Task instructions. Please copy every line from the records below that contains the string "Førde".

Dataset excerpts.
##########

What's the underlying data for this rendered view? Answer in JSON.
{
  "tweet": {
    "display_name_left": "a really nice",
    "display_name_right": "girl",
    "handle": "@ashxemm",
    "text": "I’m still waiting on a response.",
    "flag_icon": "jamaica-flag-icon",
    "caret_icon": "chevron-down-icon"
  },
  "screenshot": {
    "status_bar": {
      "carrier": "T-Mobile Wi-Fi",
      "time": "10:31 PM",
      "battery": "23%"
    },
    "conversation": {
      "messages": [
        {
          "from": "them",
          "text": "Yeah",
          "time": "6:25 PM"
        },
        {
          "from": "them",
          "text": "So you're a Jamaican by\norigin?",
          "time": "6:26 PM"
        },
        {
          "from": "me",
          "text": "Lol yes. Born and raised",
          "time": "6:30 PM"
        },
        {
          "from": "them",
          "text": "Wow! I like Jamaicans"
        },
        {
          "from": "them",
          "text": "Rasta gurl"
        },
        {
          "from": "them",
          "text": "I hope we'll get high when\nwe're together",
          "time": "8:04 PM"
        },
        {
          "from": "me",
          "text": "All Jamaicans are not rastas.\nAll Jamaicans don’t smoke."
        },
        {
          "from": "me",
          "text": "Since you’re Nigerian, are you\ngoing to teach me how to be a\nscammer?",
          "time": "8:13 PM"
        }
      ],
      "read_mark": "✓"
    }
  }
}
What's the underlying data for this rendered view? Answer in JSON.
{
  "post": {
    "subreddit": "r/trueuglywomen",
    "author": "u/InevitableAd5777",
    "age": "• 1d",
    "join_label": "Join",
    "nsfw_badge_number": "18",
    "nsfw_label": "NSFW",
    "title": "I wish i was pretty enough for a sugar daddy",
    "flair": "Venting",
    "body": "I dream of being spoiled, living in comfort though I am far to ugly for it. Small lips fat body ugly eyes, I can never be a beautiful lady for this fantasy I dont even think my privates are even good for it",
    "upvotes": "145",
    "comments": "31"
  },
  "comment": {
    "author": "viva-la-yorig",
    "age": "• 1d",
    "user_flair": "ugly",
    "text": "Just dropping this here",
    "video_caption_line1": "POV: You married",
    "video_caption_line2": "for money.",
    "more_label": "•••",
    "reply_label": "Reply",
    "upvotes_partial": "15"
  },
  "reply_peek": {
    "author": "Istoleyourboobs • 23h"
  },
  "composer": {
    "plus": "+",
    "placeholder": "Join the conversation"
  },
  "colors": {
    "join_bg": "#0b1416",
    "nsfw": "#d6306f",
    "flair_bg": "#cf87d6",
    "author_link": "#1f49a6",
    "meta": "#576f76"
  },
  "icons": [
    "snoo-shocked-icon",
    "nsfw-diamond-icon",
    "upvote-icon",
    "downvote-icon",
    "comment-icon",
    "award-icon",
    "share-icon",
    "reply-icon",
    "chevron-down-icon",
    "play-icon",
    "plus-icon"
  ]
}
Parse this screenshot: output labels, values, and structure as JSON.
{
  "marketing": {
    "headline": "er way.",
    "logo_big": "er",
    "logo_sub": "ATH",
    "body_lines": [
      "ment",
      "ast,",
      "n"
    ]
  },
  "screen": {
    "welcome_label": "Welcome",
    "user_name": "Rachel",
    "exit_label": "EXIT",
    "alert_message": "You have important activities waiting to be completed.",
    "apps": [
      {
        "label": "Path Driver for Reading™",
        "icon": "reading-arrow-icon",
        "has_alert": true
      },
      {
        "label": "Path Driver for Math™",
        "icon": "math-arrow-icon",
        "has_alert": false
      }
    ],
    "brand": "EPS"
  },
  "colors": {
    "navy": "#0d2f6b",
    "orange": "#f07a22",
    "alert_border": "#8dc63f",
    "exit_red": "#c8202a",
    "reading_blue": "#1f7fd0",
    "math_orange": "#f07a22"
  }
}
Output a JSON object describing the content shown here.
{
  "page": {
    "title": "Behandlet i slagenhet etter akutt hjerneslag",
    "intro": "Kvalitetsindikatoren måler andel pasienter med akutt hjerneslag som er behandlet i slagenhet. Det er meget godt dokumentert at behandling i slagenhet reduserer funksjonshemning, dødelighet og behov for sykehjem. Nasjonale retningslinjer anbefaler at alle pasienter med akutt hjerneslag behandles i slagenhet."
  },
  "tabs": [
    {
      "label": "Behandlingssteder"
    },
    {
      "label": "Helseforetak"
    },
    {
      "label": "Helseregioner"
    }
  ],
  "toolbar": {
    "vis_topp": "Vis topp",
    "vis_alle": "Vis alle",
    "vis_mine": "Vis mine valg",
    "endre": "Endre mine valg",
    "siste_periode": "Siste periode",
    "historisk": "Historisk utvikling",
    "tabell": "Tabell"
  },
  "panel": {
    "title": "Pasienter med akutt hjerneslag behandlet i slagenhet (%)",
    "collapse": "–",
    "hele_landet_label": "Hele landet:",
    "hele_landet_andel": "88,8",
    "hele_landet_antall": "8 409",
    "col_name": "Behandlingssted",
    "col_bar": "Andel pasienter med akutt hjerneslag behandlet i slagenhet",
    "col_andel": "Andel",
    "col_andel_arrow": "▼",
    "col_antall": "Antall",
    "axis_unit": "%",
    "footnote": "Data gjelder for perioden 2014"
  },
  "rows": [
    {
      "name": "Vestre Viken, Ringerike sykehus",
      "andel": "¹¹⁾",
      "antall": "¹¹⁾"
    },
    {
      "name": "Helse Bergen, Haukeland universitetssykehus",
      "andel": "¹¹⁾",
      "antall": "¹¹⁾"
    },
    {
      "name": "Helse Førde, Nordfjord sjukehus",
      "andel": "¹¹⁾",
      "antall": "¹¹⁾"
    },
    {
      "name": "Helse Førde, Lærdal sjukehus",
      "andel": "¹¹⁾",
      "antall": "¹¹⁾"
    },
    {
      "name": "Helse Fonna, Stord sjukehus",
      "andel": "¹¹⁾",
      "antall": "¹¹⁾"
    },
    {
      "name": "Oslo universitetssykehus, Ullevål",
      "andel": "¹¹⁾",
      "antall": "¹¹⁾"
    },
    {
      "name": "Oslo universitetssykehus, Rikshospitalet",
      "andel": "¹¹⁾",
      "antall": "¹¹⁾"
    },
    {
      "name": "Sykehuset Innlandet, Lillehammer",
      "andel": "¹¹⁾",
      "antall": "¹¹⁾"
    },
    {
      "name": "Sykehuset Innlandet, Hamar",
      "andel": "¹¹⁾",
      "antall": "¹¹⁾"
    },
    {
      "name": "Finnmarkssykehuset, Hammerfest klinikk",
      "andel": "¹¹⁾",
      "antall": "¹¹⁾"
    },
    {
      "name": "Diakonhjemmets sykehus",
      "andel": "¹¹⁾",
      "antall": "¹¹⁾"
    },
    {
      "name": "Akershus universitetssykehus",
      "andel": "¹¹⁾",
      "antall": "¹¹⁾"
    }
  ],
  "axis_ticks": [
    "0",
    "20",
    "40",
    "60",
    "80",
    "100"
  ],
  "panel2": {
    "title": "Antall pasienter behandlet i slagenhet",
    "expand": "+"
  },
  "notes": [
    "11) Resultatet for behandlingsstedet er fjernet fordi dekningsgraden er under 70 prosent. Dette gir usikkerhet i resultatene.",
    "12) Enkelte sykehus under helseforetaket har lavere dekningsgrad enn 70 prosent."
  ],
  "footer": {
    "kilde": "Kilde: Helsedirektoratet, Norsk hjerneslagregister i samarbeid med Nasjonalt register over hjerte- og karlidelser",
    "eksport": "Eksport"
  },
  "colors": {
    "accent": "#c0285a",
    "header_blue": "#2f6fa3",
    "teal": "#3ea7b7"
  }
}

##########

Exercise answer.
      "name": "Helse Førde, Nordfjord sjukehus",
      "name": "Helse Førde, Lærdal sjukehus",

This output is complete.